Nicholl, John, emigrant to Guiana. / [1607] An houre glasse of Indian newes. Or A true and tragicall discourse, shewing the most lamentable miseries, and distressed calamities indured by 67 Englishmen, which were sent for a supply to the planting in Guiana in the yeare. 1605 VVho not finding the saide place, were for want of victuall, left a shore in Saint Lucia, an island of caniballs, or men-eaters in the West-Indyes, vnder the conduct of Captain Sen-Iohns, of all which said number, onely a 11. are supposed to be still liuing, whereof 4. are lately returnd into England. Written by Iohn Nicholl, one of the aforesaid company.
Pie, Thomas, 1560-1610. / [1597] An houreglasse contayning I a computation from the beginning of time to Christ by X. articles. II A confirmation of the same for the times controuersed before Christ: as also that there wanteth a yeare after Christ, in the vsuall computation. With other matters, offered to the iudgement of the learned, and vse of the studious in chronologie and historie. By Thomas Pie Doctor of Diuinitie.
R. R., minister of Gods Word. / [1615] The house-holders helpe, for domesticall discipline: or A familiar conference of household instruction and correction fit for the godly gouernment of Christian families. Dedicated to all religious house-holders by R.R. minister of Gods Word.
Brookes, Matthew, fl. 1626-1657. / [1627] The house of God The sure foundation, the stones, the vvorkmen and order of the building. The incomparable strength of that house, and the vaine assaults and batteries of Satan and all his power. In a sermon preached at Pauls Crosse, December 24, 1626. / By Matthevv Brookes.
England and Wales. Parliament. House of Lords. / [Anno 1646] The House of Lords answer to the citie of Londons remonstrance.
One of the loyal inhabitants of that antient burrough. / [1681] How and rich an impartial account of the proceedings at the late election of burgesses for the burrough of Southwark : wherein are discovered the palpable forgeries of Elephant Smith in his pretended relation of the same / by one of the loyal inhabitants of that antient burrough.
Stanbridge, John, 1463-1510. / [ca. 1505] [How many partes of reson ben there]
Naylor, James, 1617?-1660. / [1660] How sin is strengthened and how it is overcome
Naylor, James, 1617?-1660. / [1665?] How sin is strengthened, and how it is overcome
Naylor, James, 1617?-1660. / [1662] How the ground of temptation is in the heart of the creature
Baker, Richard, d. 1697. / [166-?] How the love of God is the true ground of hatred of sin
Member of the same church. / [1687] How the members of the Church of England ought to behave themselves under a Roman Catholic king with reference to the test and penal laws in a letter to a friend / by a member of the same church.
Baxter, Richard, 1615-1691. / [ca. 1691] How to be certainly saved. Instructions for a holy life [I.] The necessity, reason and means of holiness. [II.] The parts and practice of a holy life. For personal direction, and for family instruction. With two short catechisms, and prayers. Written by Rich. Baxter.

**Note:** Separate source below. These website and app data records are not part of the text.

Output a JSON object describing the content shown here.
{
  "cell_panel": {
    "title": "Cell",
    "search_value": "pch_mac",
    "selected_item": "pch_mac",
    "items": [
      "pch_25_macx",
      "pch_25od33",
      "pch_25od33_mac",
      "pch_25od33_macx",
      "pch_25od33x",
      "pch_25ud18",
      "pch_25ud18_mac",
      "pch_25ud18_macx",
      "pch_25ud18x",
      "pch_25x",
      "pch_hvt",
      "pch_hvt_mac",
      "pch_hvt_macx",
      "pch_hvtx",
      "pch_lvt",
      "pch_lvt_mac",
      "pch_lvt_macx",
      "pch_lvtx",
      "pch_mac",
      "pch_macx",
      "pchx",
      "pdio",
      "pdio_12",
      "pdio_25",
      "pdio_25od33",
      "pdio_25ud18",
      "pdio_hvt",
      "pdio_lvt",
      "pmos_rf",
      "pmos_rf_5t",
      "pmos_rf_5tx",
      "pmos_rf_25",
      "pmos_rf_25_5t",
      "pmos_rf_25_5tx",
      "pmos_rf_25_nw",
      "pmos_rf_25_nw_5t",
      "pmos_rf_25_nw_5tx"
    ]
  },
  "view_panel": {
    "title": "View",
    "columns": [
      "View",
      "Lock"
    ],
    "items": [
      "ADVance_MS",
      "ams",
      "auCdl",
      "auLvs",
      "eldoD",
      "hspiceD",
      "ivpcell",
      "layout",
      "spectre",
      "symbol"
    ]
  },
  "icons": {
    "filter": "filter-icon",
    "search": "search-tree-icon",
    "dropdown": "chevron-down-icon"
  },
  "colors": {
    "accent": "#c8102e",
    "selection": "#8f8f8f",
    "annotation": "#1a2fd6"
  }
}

Shaw, John, writer on agriculture. / [1637?] How to order any land, so as it may reteyne all the moysture that falleth thereon, and to improve it thereby
Hodges, John, fl. 1672-1674. / [1666?] How to revive the Golden Age with the true causes of the vvant of good trading, and money, in these kingdoms; and how yet to remedy them, and to make these kingdoms exceed all others, in riches and power. Humbly presented to the consideration of the Parliament.
[1696?] How without any charge to the publick, to raise four hundred thousand pounds certain, from what is supposed to afford two hundred and fifty thousand pounds only.
[ca. 1519?] [Howe Howleglas deseyued a wynedrawer in Lubeke].